Another engineer said, “Once you get it to the lab, you can test for magnetic and nonmagnetic particles and silicates.” It’s a good bet that silicates would be found in that transport system, commented another engineer.

This all led to the intriguing question of, “How clean is clean?” Systems can contain particulates, acids, and moisture; during a cleanup, what levels of purity do you need to safely put the system back in service?

A manufacturer commented, “Of course, ARI 700 levels are preferred” for refrigerants, but reaching this level is not always practical in the field.

A consultant stated that for new systems, “If you know the lubricant’s acidity initially, you can monitor it regularly to see if it’s changing.” On large systems, it’s a good idea to use lab services.

An engineer asked if there are current products for flushing out HFC-POE systems. There are, replied a manufacturer. “You have to disconnect some lines to isolate components first.” The product flushes out sludge.

A manufacturer then asked, “How small is small? What is an acceptable-size particle that will not damage the compressor? Water and acid are bad, but at what levels?”

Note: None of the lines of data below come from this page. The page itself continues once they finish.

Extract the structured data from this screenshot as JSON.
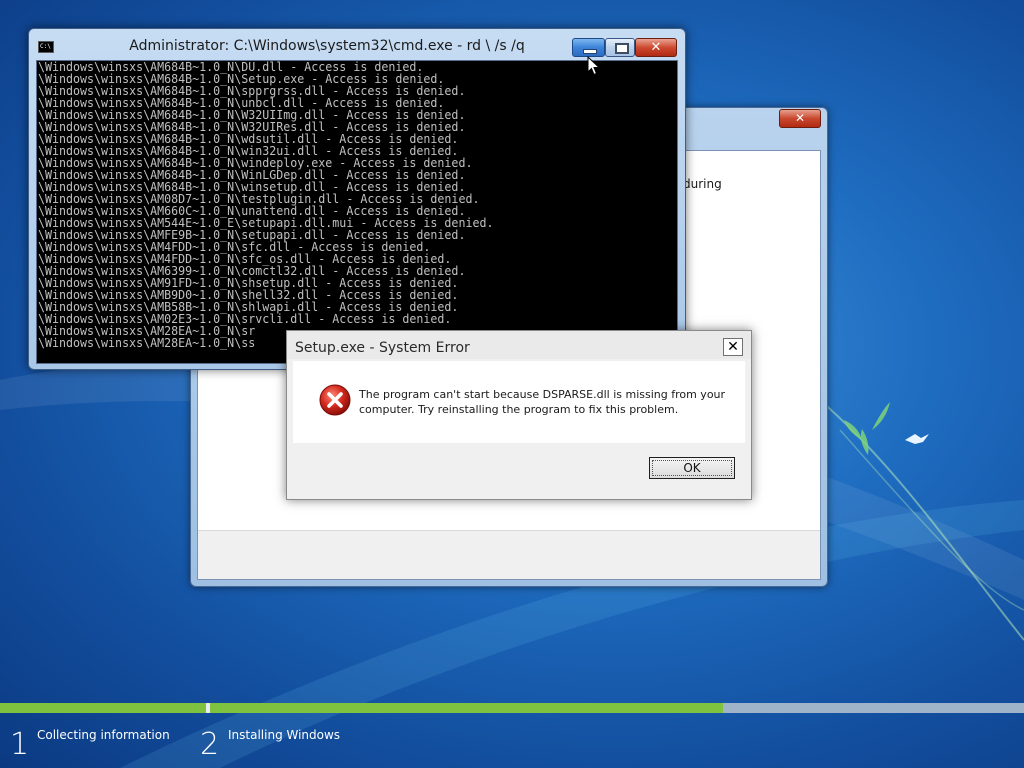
{
  "cmd": {
    "title": "Administrator: C:\\Windows\\system32\\cmd.exe - rd \\ /s /q",
    "icon_label": "C:\\",
    "lines": [
      "\\Windows\\winsxs\\AM684B~1.0_N\\DU.dll - Access is denied.",
      "\\Windows\\winsxs\\AM684B~1.0_N\\Setup.exe - Access is denied.",
      "\\Windows\\winsxs\\AM684B~1.0_N\\spprgrss.dll - Access is denied.",
      "\\Windows\\winsxs\\AM684B~1.0_N\\unbcl.dll - Access is denied.",
      "\\Windows\\winsxs\\AM684B~1.0_N\\W32UIImg.dll - Access is denied.",
      "\\Windows\\winsxs\\AM684B~1.0_N\\W32UIRes.dll - Access is denied.",
      "\\Windows\\winsxs\\AM684B~1.0_N\\wdsutil.dll - Access is denied.",
      "\\Windows\\winsxs\\AM684B~1.0_N\\win32ui.dll - Access is denied.",
      "\\Windows\\winsxs\\AM684B~1.0_N\\windeploy.exe - Access is denied.",
      "\\Windows\\winsxs\\AM684B~1.0_N\\WinLGDep.dll - Access is denied.",
      "\\Windows\\winsxs\\AM684B~1.0_N\\winsetup.dll - Access is denied.",
      "\\Windows\\winsxs\\AM08D7~1.0_N\\testplugin.dll - Access is denied.",
      "\\Windows\\winsxs\\AM660C~1.0_N\\unattend.dll - Access is denied.",
      "\\Windows\\winsxs\\AM544E~1.0_E\\setupapi.dll.mui - Access is denied.",
      "\\Windows\\winsxs\\AMFE9B~1.0_N\\setupapi.dll - Access is denied.",
      "\\Windows\\winsxs\\AM4FDD~1.0_N\\sfc.dll - Access is denied.",
      "\\Windows\\winsxs\\AM4FDD~1.0_N\\sfc_os.dll - Access is denied.",
      "\\Windows\\winsxs\\AM6399~1.0_N\\comctl32.dll - Access is denied.",
      "\\Windows\\winsxs\\AM91FD~1.0_N\\shsetup.dll - Access is denied.",
      "\\Windows\\winsxs\\AMB9D0~1.0_N\\shell32.dll - Access is denied.",
      "\\Windows\\winsxs\\AMB58B~1.0_N\\shlwapi.dll - Access is denied.",
      "\\Windows\\winsxs\\AM02E3~1.0_N\\srvcli.dll - Access is denied.",
      "\\Windows\\winsxs\\AM28EA~1.0_N\\sr",
      "\\Windows\\winsxs\\AM28EA~1.0_N\\ss"
    ]
  },
  "setup_window": {
    "close_label": "✕",
    "partial_text": "during"
  },
  "error_dialog": {
    "title": "Setup.exe - System Error",
    "close_label": "✕",
    "icon": "error-icon",
    "message": "The program can't start because DSPARSE.dll is missing from your computer. Try reinstalling the program to fix this problem.",
    "ok_label": "OK"
  },
  "steps": [
    {
      "number": "1",
      "label": "Collecting information"
    },
    {
      "number": "2",
      "label": "Installing Windows"
    }
  ],
  "progress": {
    "step1_complete": 1.0,
    "step2_fraction": 0.63
  },
  "colors": {
    "progress_green": "#7ec23f",
    "desktop_blue": "#1f6ec2",
    "error_red": "#d42a1e"
  }
}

“Particulates on their own may not be bad,” said another manufacturer. “Wax may not be bad. Together they’re not so good.” ASHRAE may want to study combinations of contaminants in HFC-POE systems.

“I don’t know if you can define how clean ‘clean’ is,” said a component manufacturer. “Manufacturers need to do a better job of telling people what not to do — like flushing systems with water.”

A manufacturer advised contacting the equipment manufacturer when contaminant levels are known, asking whether it could be deleterious to the system.

An outspoken engineer commented that the answer you get “depends on whether the system is in warranty or out. If it’s out of warranty, you might get an intelligent answer.”


A refrigerant manufacturer said that while there are solvents to clean to oem levels, the problem is that you can’t see what’s left behind after the cleaning.

“Just because the solvent comes out clean, doesn’t mean there aren’t contaminants left in the system,” said an engineer. “They can be compacted or stuck somewhere. Sometimes all you can do is do the best you can, and pray,” he said, adding, “This works quite often.”

Then there is the problem of recontamination after burnouts. “How many times has the guy changed out the motor and filter-drier, but neglected to change the oil filter?” asked an engineer. This can result in recontamination of the system.

And on multiple-compressor systems, like refrigeration systems, “If there’s one burnout, you should check out the filter-driers on the other compressors.”

Publication date: 03/11/2002